> _THE INPUT_
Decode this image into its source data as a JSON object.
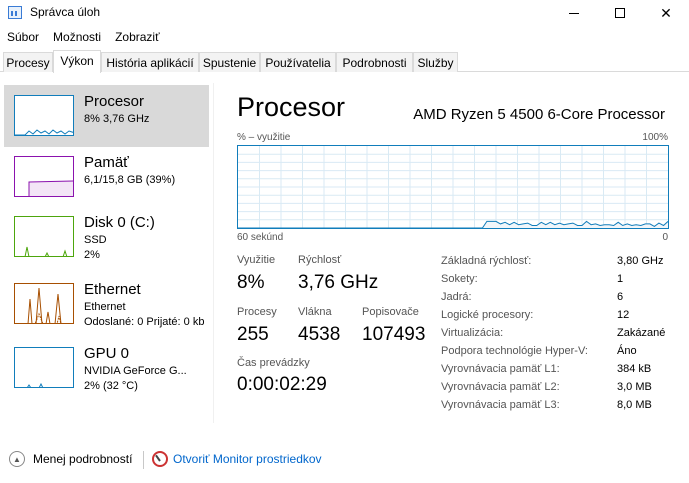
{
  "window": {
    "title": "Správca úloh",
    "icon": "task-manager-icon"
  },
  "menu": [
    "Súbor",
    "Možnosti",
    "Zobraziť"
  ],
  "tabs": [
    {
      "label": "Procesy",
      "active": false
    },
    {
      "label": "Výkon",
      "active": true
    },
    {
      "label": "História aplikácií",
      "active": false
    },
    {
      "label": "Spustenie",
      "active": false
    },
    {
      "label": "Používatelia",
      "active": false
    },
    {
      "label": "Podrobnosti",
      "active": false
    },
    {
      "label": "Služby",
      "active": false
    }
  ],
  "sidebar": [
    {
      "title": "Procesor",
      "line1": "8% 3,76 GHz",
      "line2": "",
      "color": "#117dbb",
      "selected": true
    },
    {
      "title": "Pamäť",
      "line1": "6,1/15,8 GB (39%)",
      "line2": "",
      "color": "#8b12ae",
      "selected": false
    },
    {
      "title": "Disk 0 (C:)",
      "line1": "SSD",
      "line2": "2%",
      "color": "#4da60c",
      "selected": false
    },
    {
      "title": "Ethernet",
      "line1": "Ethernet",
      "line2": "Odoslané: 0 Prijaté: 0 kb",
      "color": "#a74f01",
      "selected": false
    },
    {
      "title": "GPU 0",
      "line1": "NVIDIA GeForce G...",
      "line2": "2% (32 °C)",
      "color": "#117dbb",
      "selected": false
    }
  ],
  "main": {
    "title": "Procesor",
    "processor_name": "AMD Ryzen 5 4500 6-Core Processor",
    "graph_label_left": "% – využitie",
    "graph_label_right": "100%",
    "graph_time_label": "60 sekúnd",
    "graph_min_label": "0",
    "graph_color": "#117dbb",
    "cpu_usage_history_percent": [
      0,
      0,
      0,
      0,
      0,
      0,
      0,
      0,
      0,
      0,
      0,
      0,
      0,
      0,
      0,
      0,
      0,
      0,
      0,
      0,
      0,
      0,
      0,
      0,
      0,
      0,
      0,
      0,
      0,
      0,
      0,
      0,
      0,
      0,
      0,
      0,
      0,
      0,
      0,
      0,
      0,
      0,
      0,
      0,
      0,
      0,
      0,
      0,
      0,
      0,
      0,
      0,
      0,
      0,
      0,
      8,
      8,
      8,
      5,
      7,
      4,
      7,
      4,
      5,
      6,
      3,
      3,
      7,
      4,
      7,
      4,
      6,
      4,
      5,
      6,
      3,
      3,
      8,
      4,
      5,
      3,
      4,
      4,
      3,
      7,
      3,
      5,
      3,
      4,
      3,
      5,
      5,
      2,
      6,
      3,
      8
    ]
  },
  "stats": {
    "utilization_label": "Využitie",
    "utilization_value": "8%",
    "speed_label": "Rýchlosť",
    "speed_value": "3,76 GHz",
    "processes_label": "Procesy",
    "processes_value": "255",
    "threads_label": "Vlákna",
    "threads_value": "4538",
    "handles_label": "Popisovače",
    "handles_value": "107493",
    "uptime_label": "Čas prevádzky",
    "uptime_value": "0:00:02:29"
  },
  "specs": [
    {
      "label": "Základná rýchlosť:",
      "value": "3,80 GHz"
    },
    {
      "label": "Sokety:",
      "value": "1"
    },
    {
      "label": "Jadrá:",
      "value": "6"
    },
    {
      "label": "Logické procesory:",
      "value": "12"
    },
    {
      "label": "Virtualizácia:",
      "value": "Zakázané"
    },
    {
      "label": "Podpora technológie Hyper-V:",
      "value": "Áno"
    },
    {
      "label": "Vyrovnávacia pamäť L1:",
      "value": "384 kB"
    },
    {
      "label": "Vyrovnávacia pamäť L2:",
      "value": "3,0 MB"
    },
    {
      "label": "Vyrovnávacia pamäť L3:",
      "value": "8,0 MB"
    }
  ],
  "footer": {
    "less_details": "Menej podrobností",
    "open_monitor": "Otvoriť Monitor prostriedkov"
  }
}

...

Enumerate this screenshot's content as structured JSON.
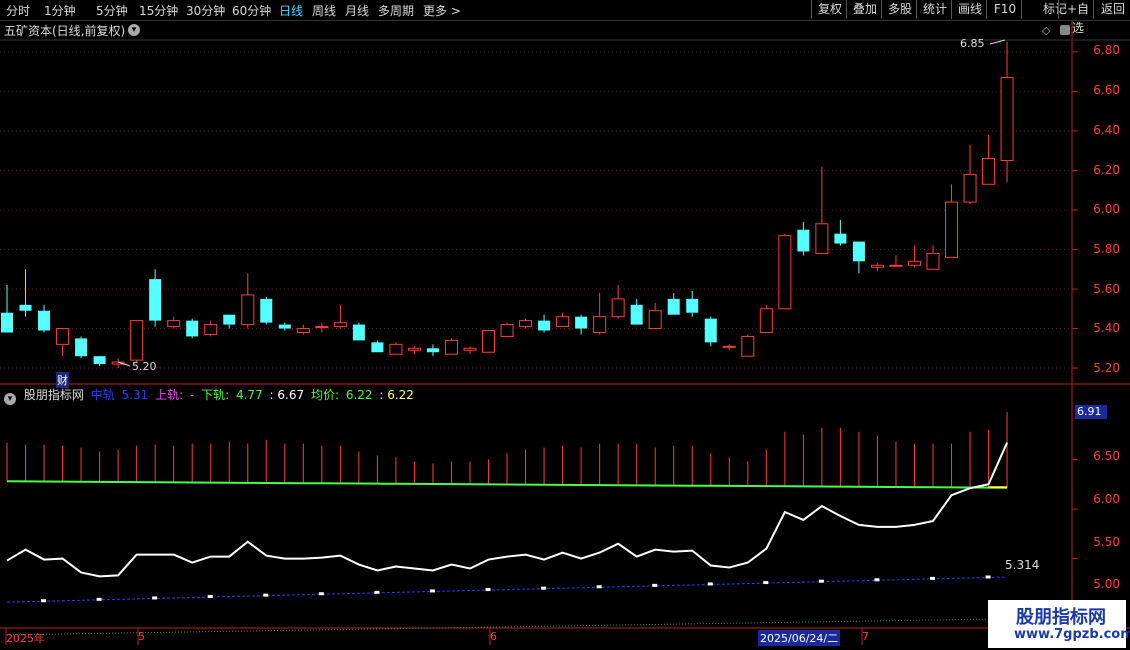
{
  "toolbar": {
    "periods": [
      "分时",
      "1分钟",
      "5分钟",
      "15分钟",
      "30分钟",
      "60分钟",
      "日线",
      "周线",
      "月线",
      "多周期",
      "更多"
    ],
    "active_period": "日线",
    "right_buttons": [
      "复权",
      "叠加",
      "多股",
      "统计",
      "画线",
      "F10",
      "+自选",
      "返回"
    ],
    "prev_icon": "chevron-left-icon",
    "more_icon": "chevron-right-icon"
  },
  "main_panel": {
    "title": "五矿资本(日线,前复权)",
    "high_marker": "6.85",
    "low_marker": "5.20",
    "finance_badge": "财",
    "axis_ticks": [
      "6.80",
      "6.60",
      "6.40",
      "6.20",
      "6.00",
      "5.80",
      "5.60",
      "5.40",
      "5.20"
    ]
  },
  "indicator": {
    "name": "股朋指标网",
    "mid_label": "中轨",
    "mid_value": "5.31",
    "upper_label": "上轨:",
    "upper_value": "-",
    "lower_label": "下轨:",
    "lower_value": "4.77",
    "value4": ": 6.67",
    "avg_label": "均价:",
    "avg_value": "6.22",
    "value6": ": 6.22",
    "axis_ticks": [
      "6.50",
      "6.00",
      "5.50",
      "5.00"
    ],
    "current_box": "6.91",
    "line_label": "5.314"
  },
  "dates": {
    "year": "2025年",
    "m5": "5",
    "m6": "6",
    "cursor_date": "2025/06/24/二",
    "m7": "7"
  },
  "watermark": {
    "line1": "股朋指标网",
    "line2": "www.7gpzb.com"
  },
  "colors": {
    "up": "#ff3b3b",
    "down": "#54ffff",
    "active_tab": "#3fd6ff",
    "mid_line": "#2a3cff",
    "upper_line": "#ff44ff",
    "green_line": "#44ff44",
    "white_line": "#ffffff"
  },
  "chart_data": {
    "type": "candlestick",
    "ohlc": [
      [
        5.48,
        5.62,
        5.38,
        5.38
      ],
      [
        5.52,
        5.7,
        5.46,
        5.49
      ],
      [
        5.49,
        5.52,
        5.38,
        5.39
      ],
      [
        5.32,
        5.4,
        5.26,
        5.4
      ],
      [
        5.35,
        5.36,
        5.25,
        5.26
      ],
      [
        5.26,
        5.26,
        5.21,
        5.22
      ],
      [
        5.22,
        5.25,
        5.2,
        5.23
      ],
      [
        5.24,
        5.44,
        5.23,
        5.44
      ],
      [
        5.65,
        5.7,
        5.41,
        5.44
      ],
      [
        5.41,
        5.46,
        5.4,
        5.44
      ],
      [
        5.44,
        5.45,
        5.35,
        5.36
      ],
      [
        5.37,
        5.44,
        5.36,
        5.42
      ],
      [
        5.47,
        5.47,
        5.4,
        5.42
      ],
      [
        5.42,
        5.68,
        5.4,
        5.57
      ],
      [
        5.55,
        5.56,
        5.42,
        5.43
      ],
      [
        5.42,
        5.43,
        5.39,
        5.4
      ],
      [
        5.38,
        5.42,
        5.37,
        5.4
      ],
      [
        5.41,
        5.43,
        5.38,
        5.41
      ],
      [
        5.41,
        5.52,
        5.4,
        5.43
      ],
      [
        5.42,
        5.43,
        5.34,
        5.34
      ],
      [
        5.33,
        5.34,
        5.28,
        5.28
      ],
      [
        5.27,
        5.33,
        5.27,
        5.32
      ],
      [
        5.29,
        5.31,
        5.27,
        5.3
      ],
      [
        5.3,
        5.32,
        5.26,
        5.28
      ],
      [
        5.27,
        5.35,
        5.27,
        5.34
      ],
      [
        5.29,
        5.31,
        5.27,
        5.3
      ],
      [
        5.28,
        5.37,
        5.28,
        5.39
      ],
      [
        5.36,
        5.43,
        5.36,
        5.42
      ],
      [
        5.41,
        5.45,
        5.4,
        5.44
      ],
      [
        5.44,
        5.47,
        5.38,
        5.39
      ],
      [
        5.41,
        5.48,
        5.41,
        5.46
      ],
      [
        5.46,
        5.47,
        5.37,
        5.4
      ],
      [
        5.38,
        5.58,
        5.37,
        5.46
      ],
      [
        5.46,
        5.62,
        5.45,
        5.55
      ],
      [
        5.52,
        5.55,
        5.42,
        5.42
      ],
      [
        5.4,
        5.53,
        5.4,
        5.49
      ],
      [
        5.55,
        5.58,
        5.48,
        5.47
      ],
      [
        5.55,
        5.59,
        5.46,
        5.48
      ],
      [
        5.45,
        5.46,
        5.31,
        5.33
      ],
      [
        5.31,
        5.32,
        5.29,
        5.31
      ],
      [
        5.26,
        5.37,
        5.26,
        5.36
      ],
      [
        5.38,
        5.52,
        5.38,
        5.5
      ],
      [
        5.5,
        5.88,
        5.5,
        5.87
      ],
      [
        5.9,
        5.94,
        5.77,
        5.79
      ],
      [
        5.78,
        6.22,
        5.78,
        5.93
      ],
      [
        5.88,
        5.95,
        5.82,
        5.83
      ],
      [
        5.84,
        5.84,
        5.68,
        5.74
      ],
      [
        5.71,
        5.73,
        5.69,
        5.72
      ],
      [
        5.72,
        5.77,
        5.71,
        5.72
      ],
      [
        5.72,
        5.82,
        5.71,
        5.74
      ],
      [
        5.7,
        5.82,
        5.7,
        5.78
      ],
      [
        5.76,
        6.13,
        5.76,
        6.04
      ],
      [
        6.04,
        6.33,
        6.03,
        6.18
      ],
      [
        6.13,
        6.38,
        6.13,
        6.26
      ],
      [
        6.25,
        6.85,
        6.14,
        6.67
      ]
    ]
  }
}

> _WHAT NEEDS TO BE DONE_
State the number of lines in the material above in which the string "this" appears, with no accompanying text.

> _WRITTEN RESPONSE_
2